WHAT IS REQUIRED: Check the entries below and say how many lines include the word "Untitled". No other text is wanted.

[Dataset rows for apps and sites]
********************

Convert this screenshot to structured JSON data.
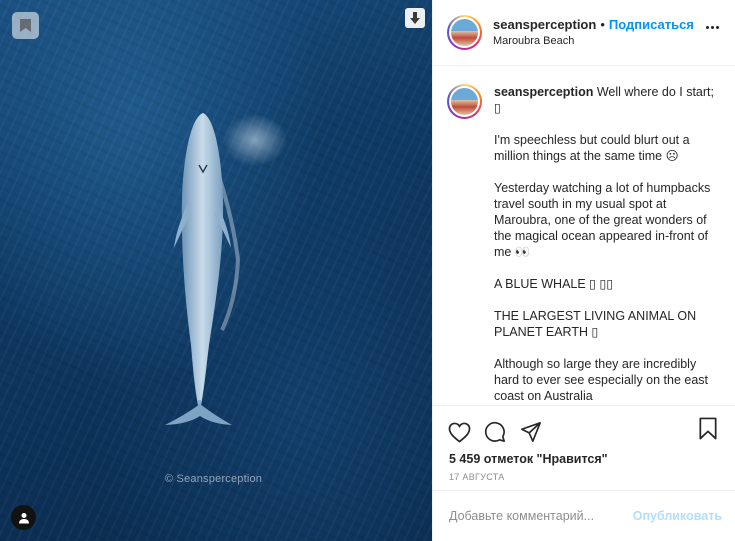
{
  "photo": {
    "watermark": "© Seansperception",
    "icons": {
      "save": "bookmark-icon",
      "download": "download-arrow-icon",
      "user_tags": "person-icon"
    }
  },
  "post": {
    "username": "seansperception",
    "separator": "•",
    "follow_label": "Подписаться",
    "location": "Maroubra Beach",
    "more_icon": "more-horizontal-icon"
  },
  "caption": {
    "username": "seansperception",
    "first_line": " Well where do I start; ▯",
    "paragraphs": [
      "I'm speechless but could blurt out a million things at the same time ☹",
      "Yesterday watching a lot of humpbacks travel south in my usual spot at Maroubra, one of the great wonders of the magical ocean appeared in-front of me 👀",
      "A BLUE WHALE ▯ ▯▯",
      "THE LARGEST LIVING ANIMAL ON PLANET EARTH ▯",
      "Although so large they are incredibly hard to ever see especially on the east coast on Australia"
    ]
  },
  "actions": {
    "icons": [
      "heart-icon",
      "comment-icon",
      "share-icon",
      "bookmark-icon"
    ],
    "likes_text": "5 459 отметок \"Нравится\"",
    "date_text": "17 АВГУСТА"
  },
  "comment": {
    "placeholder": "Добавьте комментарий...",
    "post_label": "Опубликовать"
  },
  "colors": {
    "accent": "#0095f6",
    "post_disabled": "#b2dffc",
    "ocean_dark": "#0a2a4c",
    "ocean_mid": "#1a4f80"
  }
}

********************

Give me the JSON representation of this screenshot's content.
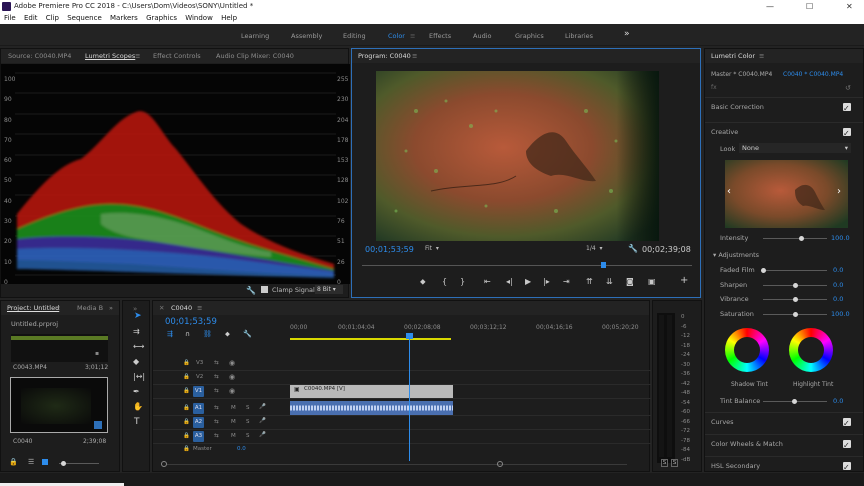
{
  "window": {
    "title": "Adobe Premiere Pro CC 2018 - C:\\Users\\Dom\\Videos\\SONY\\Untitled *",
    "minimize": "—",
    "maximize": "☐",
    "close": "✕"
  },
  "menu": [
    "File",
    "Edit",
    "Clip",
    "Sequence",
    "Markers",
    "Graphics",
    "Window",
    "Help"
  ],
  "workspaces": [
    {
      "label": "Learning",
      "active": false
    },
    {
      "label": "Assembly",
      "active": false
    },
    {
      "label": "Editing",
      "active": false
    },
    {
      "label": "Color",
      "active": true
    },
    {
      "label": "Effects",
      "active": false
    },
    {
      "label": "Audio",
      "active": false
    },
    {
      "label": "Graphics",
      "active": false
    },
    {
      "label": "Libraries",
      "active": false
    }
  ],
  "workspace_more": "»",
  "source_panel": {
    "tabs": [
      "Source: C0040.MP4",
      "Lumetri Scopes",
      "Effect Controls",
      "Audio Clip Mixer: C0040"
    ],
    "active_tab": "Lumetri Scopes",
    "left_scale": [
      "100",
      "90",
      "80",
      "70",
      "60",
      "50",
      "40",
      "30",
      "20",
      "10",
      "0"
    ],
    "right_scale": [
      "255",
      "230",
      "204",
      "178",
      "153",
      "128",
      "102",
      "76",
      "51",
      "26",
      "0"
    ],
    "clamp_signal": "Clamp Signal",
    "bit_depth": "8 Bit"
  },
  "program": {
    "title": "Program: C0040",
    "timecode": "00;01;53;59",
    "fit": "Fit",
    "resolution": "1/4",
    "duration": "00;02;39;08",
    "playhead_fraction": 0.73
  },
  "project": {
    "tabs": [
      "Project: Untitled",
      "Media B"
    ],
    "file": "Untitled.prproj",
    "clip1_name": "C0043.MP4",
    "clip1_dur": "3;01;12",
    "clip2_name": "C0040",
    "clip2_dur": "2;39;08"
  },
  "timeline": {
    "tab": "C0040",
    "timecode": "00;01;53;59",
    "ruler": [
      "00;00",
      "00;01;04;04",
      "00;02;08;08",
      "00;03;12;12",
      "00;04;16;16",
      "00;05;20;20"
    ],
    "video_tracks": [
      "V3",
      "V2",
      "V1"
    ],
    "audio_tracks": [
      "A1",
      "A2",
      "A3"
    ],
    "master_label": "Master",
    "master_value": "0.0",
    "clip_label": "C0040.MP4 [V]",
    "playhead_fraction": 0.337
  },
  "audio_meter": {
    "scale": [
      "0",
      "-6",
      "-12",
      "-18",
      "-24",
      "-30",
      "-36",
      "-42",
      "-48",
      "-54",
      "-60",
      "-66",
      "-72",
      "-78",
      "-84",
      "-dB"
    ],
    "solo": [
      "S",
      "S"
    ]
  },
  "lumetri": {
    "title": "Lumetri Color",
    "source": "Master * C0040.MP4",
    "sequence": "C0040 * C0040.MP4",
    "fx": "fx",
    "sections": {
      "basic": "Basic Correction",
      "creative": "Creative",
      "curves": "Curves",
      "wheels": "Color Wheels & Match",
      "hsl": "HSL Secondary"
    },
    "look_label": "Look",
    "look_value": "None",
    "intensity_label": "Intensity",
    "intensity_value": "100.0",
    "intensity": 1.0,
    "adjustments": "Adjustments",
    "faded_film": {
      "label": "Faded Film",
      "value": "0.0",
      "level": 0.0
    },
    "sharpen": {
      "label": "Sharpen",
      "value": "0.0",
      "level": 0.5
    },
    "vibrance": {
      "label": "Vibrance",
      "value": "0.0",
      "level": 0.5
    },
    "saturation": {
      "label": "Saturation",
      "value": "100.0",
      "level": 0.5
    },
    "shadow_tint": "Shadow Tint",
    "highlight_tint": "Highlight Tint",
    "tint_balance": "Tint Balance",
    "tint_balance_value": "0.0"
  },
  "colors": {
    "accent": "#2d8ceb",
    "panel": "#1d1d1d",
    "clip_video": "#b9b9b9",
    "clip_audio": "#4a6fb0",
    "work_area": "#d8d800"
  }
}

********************

ANSWER TO THIS EXERCISE: 3